The incentive now for every player is to be in the side when they play South Africa. Everyone will want to be part of that side as they try to make history. There are probably around ten players nailed on for the starting side but it's the battle for the other four or five spots which will drive the standard in the next few weeks.
All in all, it leaves Ireland in a great place for the next few weeks. I'm sure the Irish supporters who have made the trip are really enjoying it.
It's great to see a dozen Munster players out there. It shows the amount of work that has gone in over the past few years. There were only five Munster players in the 2015 squad when it was announced.
Of course, the Munster guys at home will now need to deliver while the World Cup is going on.
I'm sure Johann van Graan has pointed out that the four or five points they may pick up against Dragons tomorrow will carry the same value as a win against Leinster in the Aviva or any of the other big guns.
The guys at home can make the end of the season that bit easier while, at the same time, making a strong case themselves for inclusion when the big games come around and the 12 are back from Japan.
There is a lot of good talent coming through and it's great to see. You always look at your own position, of course, and Munster are well served at scrum-half heading into this campaign.
To be honest, I was surprised when they signed Nick McCarthy. Now, I hope he turns out like other Leinster players such as Felix Jones or Andrew Conway who have made the switch.
But I would have thought with the likes of Craig Casey and Jack Stafford coming through from the Academy to provide back-up to Conor Murray and former All Black Alby Mathewson, along with Neil Cronin as well, that Munster are well served in this department and might look to augment the squad elsewhere.
It's important that Munster give ample game-time to the young lads they are producing if they are to push on and make the grade, but it promises to be an exciting season and what better way to get it up and running than Ireland doing superbly in Japan.
Junior football championship is my World Cup these days

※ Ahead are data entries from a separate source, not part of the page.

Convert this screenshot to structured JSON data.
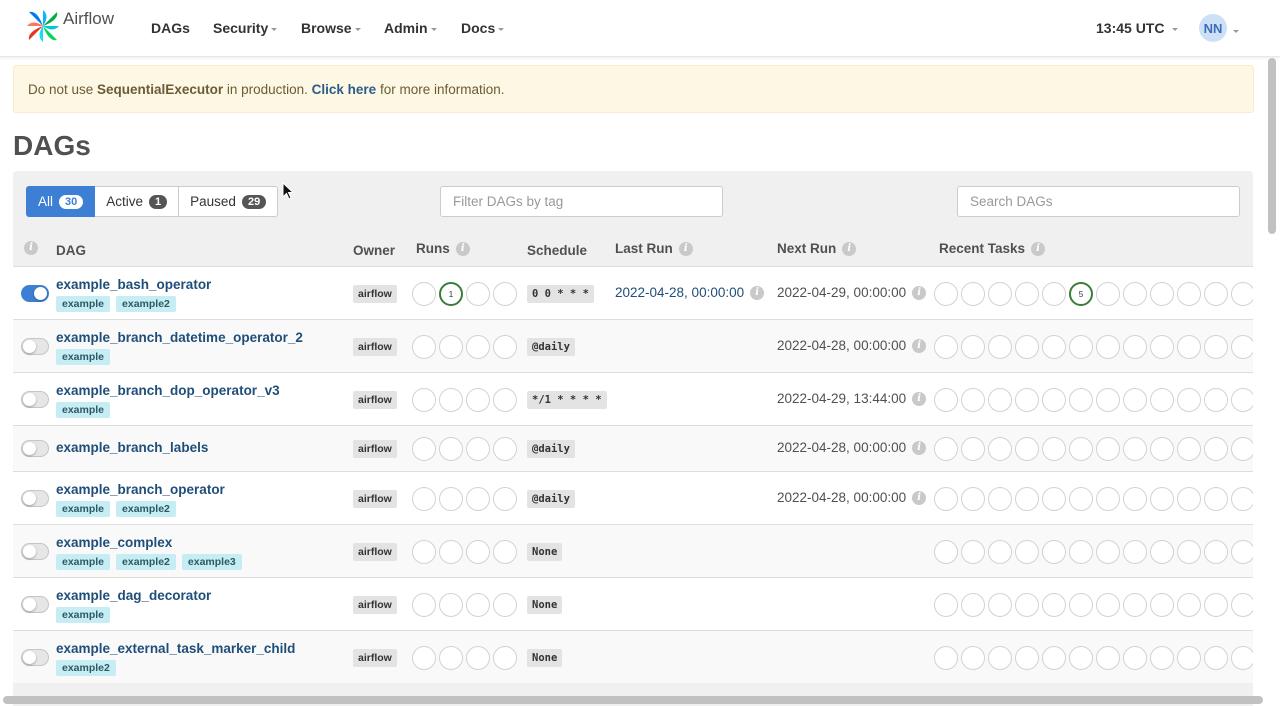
{
  "navbar": {
    "brand": "Airflow",
    "items": [
      "DAGs",
      "Security",
      "Browse",
      "Admin",
      "Docs"
    ],
    "time": "13:45 UTC",
    "user_initials": "NN"
  },
  "alert": {
    "prefix": "Do not use ",
    "executor": "SequentialExecutor",
    "middle": " in production. ",
    "link": "Click here",
    "suffix": " for more information."
  },
  "page_title": "DAGs",
  "filters": {
    "all": {
      "label": "All",
      "count": "30"
    },
    "active": {
      "label": "Active",
      "count": "1"
    },
    "paused": {
      "label": "Paused",
      "count": "29"
    },
    "tag_placeholder": "Filter DAGs by tag",
    "search_placeholder": "Search DAGs"
  },
  "columns": {
    "dag": "DAG",
    "owner": "Owner",
    "runs": "Runs",
    "schedule": "Schedule",
    "last_run": "Last Run",
    "next_run": "Next Run",
    "recent_tasks": "Recent Tasks"
  },
  "rows": [
    {
      "name": "example_bash_operator",
      "tags": [
        "example",
        "example2"
      ],
      "owner": "airflow",
      "schedule": "0 0 * * *",
      "last_run": "2022-04-28, 00:00:00",
      "next_run": "2022-04-29, 00:00:00",
      "active": true,
      "runs": [
        "",
        "1",
        "",
        ""
      ],
      "tasks": [
        "",
        "",
        "",
        "",
        "",
        "5",
        "",
        "",
        "",
        "",
        "",
        "",
        ""
      ]
    },
    {
      "name": "example_branch_datetime_operator_2",
      "tags": [
        "example"
      ],
      "owner": "airflow",
      "schedule": "@daily",
      "last_run": "",
      "next_run": "2022-04-28, 00:00:00",
      "active": false,
      "runs": [
        "",
        "",
        "",
        ""
      ],
      "tasks": [
        "",
        "",
        "",
        "",
        "",
        "",
        "",
        "",
        "",
        "",
        "",
        "",
        ""
      ]
    },
    {
      "name": "example_branch_dop_operator_v3",
      "tags": [
        "example"
      ],
      "owner": "airflow",
      "schedule": "*/1 * * * *",
      "last_run": "",
      "next_run": "2022-04-29, 13:44:00",
      "active": false,
      "runs": [
        "",
        "",
        "",
        ""
      ],
      "tasks": [
        "",
        "",
        "",
        "",
        "",
        "",
        "",
        "",
        "",
        "",
        "",
        "",
        ""
      ]
    },
    {
      "name": "example_branch_labels",
      "tags": [],
      "owner": "airflow",
      "schedule": "@daily",
      "last_run": "",
      "next_run": "2022-04-28, 00:00:00",
      "active": false,
      "runs": [
        "",
        "",
        "",
        ""
      ],
      "tasks": [
        "",
        "",
        "",
        "",
        "",
        "",
        "",
        "",
        "",
        "",
        "",
        "",
        ""
      ]
    },
    {
      "name": "example_branch_operator",
      "tags": [
        "example",
        "example2"
      ],
      "owner": "airflow",
      "schedule": "@daily",
      "last_run": "",
      "next_run": "2022-04-28, 00:00:00",
      "active": false,
      "runs": [
        "",
        "",
        "",
        ""
      ],
      "tasks": [
        "",
        "",
        "",
        "",
        "",
        "",
        "",
        "",
        "",
        "",
        "",
        "",
        ""
      ]
    },
    {
      "name": "example_complex",
      "tags": [
        "example",
        "example2",
        "example3"
      ],
      "owner": "airflow",
      "schedule": "None",
      "last_run": "",
      "next_run": "",
      "active": false,
      "runs": [
        "",
        "",
        "",
        ""
      ],
      "tasks": [
        "",
        "",
        "",
        "",
        "",
        "",
        "",
        "",
        "",
        "",
        "",
        "",
        ""
      ]
    },
    {
      "name": "example_dag_decorator",
      "tags": [
        "example"
      ],
      "owner": "airflow",
      "schedule": "None",
      "last_run": "",
      "next_run": "",
      "active": false,
      "runs": [
        "",
        "",
        "",
        ""
      ],
      "tasks": [
        "",
        "",
        "",
        "",
        "",
        "",
        "",
        "",
        "",
        "",
        "",
        "",
        ""
      ]
    },
    {
      "name": "example_external_task_marker_child",
      "tags": [
        "example2"
      ],
      "owner": "airflow",
      "schedule": "None",
      "last_run": "",
      "next_run": "",
      "active": false,
      "runs": [
        "",
        "",
        "",
        ""
      ],
      "tasks": [
        "",
        "",
        "",
        "",
        "",
        "",
        "",
        "",
        "",
        "",
        "",
        "",
        ""
      ]
    }
  ]
}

It's over two years now since I retired from rugby but playing some hurling and Gaelic football with Erin's Own has certainly helped the transition.
I'll be 36 next month and while there will be one eye on Japan, my main attention will be on a junior football championship game against Ballinascarthy next weekend.
We have already won the East Cork title and want to go a bit further. I play in the full-forward line and leave it to the young lads to do the running out the field!
It was always my intention to come back and play with Erin's Own when I was finished with professional rugby. It's hard to believe that it's nearly two decades ago that I lined out as a 16-year old - we had Brian Corcoran in our team - in the county senior hurling final against Newtownshandrum.
It's great to continue being part of a dressing-room and great, too, to be able to get out there and burn off a bit of steam.
It's a busy time for us as a family. Julie and I had our second child a few weeks ago when Alfie came into our lives, a young brother for Jamie, who is four.
I started a new job last week as well as business development manager for the Munster region for Stelfox, an IT recruitment company with offices in Dublin, Cork and Galway.
Julie and I also have our custom watch design business - www.toldandco.com - so between all these things it's fairly full on.